The draft, published on the legislative affairs office of the State Council website, pending public consultation, also includes plans to ban certain smoking scenes in films and TV shows.
The draft bans smoking in all kinds of indoor public places and outdoor space in kindergartens, schools, colleges, women and children’s hospitals as well as in fitness venues. Smoking in outdoor space is only allowed in designated smoking areas.
The draft also prohibits selling cigarettes to minors through vending machines.
Civil servants, teachers and medical staff should take the lead in tobacco control, it said, adding teachers and medical workers are not allowed to smoke in front of students or patients.
As the world’s largest tobacco maker and consumer, China has more than 300 million smokers and another 740 million people exposed to second-hand smoke each year.
In 2003, China signed the WHO Framework Convention on Tobacco Control. It requires signatories to “comprehensively ban all tobacco advertising, promotion and sponsorship”, but still does not have a specific law regulating smoking in public places.

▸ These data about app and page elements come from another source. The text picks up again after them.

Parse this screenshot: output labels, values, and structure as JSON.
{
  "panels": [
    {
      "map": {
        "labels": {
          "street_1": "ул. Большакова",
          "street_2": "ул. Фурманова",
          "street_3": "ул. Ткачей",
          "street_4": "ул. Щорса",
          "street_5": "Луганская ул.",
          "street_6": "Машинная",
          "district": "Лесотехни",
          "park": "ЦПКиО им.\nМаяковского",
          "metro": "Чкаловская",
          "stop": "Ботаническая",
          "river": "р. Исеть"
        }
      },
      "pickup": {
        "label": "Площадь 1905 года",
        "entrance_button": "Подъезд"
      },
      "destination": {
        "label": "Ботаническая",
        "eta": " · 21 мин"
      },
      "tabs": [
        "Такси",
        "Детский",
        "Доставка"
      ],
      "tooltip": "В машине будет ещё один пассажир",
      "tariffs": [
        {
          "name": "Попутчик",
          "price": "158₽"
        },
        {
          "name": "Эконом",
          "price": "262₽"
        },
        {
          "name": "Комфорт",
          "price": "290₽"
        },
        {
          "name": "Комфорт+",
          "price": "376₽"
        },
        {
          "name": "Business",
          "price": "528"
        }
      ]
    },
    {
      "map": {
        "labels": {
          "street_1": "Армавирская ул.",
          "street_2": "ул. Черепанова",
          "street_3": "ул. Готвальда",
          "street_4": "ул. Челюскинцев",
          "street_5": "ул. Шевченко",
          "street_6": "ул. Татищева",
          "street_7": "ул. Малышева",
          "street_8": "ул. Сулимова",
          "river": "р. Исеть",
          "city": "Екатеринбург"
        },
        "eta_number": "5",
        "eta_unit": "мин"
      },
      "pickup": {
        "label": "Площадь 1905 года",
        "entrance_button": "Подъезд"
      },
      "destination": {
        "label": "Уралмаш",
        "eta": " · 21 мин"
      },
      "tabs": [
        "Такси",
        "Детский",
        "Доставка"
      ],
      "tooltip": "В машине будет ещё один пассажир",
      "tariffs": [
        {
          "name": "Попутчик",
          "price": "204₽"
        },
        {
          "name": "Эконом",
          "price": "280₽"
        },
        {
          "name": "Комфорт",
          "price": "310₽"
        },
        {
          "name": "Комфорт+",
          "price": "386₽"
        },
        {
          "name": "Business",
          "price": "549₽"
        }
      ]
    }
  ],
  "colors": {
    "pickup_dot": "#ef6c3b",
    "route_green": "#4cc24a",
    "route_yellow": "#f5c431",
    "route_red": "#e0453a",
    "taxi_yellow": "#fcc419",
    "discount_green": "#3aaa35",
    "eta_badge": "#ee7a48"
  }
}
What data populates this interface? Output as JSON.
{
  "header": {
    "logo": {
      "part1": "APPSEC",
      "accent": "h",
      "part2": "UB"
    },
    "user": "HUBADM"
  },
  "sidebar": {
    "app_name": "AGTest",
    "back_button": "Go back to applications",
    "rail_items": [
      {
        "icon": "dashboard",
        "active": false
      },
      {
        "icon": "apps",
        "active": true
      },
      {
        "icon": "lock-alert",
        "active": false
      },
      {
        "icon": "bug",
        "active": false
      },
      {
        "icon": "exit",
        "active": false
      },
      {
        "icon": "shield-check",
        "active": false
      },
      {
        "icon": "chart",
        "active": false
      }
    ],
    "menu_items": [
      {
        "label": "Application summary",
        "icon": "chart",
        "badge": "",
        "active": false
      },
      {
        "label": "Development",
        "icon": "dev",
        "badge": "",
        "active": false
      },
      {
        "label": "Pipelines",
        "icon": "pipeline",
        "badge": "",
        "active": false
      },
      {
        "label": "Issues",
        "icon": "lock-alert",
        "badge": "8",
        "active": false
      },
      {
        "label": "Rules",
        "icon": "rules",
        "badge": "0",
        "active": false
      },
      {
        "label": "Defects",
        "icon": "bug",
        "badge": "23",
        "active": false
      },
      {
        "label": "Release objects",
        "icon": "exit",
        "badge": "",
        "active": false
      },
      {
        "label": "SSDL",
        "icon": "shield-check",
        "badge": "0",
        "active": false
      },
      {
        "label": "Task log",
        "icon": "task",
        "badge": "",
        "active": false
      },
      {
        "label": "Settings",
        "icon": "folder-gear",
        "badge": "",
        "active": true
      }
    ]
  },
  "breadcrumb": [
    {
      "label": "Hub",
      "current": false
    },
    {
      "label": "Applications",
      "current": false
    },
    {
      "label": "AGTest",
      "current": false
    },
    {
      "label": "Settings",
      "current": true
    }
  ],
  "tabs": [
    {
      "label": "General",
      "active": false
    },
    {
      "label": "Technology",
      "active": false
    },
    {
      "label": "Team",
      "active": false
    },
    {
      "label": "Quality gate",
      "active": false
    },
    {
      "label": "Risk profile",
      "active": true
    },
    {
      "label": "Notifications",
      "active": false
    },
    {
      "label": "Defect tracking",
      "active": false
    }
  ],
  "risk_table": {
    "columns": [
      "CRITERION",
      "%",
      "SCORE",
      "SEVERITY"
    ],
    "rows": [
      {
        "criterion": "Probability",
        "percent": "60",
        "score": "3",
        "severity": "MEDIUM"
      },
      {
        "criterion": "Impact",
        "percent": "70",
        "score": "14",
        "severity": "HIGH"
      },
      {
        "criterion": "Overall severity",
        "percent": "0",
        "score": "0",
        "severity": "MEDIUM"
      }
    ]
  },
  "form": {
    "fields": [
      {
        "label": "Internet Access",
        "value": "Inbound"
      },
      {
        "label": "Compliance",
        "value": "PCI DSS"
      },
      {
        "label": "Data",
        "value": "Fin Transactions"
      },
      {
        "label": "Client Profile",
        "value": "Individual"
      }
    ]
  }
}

While the consumption of high-end cigarettes has been largely reduced thanks to China’s anti-corruption drive, the mid-to low-end market has managed to attract even more consumers.
Most people in China don’t take it seriously when there are people smoking in public places. Bernhard Schwartlander, WHO’s representative in China, wrote in an online article that smoking in enclosed public spaces is openly tolerated in hotels, restaurants and offices across Beijing, though the city has a smoke-free rule for public places.
Experts have long attributed the worsening situation to the lack of national legislation and local governments’ heavy reliance on tobacco taxes.
Xu Guihua of the Chinese Association on Tobacco Control, said the rules were long overdue but it is still very important that restaurant owners and hotel managers to have a sense of “tobacco control” and dissuade smokers when they see them.
“After all, law enforcement teams can not cover all public places,” said Xu.